▸ WORK TASK: Return the lines below in which the string "selected" occurs.

******************************

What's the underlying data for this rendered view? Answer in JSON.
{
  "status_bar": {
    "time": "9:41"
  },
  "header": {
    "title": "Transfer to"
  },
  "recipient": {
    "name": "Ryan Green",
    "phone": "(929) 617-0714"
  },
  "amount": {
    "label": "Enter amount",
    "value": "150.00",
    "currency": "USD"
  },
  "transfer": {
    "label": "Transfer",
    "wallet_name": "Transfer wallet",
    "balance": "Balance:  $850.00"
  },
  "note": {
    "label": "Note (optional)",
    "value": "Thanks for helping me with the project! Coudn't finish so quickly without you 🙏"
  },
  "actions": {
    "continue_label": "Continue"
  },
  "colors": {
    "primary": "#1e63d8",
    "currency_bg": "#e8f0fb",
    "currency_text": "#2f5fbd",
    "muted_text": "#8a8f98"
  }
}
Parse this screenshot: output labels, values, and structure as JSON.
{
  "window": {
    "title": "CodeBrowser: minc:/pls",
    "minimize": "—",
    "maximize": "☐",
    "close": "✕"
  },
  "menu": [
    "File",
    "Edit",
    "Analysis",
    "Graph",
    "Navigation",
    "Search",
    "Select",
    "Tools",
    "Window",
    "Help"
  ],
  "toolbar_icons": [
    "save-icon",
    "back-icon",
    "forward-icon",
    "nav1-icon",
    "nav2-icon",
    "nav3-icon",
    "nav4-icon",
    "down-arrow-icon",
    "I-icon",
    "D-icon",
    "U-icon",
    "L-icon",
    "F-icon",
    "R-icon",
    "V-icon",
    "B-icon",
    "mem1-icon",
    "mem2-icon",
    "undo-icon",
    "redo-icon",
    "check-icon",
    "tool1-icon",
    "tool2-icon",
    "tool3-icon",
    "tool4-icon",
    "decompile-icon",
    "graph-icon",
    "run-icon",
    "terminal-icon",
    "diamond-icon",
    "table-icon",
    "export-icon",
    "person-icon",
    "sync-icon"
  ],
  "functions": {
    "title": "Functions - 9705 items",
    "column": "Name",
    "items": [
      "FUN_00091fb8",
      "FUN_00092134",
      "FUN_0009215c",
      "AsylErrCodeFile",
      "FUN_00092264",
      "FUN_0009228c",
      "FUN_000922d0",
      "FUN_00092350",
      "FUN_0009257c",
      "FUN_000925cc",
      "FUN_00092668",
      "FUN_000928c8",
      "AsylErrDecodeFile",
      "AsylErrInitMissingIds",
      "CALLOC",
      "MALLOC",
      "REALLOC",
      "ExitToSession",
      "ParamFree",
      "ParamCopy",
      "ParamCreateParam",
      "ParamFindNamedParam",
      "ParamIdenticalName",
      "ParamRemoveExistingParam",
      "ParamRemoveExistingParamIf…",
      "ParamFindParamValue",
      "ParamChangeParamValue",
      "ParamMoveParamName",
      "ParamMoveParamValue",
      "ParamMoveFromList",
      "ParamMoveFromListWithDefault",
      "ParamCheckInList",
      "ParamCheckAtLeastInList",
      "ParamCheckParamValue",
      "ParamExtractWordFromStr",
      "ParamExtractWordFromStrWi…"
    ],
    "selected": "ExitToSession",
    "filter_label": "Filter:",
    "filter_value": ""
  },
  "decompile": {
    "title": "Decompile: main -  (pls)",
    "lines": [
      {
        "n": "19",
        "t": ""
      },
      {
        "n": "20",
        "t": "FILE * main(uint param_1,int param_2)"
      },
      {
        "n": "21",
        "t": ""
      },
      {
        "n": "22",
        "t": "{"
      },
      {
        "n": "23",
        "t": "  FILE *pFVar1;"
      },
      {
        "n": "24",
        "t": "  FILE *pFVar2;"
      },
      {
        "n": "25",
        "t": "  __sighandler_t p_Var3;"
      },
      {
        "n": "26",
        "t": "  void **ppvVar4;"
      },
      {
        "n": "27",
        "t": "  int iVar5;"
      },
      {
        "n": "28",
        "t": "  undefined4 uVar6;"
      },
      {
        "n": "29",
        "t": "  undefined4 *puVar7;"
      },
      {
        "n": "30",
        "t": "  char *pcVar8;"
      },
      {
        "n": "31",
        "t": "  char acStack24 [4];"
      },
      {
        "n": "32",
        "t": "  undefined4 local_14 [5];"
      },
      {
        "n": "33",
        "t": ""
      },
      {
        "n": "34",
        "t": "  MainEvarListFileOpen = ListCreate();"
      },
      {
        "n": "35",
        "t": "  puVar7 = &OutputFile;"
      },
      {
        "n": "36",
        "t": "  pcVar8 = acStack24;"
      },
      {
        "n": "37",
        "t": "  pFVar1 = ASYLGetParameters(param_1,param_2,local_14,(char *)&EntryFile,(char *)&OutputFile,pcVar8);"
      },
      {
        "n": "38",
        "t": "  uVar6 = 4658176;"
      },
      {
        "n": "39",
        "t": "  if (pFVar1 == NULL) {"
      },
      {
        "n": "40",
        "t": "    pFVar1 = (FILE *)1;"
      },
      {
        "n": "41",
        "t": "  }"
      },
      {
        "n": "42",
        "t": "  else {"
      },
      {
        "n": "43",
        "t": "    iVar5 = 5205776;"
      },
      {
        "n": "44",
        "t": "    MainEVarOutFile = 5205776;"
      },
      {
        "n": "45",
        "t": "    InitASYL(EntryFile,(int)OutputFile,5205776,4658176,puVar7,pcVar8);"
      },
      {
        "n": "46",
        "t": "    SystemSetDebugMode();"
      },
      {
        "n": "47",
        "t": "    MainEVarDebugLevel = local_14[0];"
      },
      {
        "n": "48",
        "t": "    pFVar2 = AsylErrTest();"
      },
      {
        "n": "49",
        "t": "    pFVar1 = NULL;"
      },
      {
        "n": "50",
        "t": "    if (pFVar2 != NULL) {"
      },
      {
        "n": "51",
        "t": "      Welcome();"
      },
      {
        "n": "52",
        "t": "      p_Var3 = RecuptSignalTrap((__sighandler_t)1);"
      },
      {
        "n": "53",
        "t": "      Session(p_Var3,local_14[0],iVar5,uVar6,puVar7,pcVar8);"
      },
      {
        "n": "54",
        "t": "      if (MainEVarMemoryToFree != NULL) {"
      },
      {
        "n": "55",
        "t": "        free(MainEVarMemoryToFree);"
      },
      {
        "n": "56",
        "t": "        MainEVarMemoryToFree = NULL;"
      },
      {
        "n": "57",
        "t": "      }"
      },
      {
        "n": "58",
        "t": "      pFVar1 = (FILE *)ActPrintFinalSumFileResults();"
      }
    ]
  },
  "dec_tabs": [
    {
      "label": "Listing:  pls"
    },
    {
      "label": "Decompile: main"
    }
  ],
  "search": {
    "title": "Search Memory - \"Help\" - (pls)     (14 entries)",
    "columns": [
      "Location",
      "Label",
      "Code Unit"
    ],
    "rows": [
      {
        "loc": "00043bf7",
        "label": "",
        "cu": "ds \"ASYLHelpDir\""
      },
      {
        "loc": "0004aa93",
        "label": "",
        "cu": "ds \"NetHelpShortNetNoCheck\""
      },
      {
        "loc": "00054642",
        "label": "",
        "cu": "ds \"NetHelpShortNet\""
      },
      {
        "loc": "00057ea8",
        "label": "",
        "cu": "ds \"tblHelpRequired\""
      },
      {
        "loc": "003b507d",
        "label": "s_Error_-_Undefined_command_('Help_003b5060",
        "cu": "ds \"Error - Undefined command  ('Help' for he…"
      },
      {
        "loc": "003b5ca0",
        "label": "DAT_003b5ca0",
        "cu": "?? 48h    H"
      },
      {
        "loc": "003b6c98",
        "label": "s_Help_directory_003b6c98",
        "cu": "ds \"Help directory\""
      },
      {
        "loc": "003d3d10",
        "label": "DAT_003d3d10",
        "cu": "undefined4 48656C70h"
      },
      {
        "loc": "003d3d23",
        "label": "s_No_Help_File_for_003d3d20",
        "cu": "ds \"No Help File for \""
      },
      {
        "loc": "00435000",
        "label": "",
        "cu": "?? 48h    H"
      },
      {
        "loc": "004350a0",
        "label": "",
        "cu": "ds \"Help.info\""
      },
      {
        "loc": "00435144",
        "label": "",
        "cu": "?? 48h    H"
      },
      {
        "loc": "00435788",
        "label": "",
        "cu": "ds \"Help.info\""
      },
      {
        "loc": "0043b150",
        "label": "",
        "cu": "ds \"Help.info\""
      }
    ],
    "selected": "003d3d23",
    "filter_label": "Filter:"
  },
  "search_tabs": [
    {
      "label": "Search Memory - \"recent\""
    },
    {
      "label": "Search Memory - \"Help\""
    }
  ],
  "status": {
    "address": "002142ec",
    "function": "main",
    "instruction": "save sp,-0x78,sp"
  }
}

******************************

▸ SOLUTION FOR THIS PROBLEM:
    "selected": "ExitToSession",
    "selected": "003d3d23",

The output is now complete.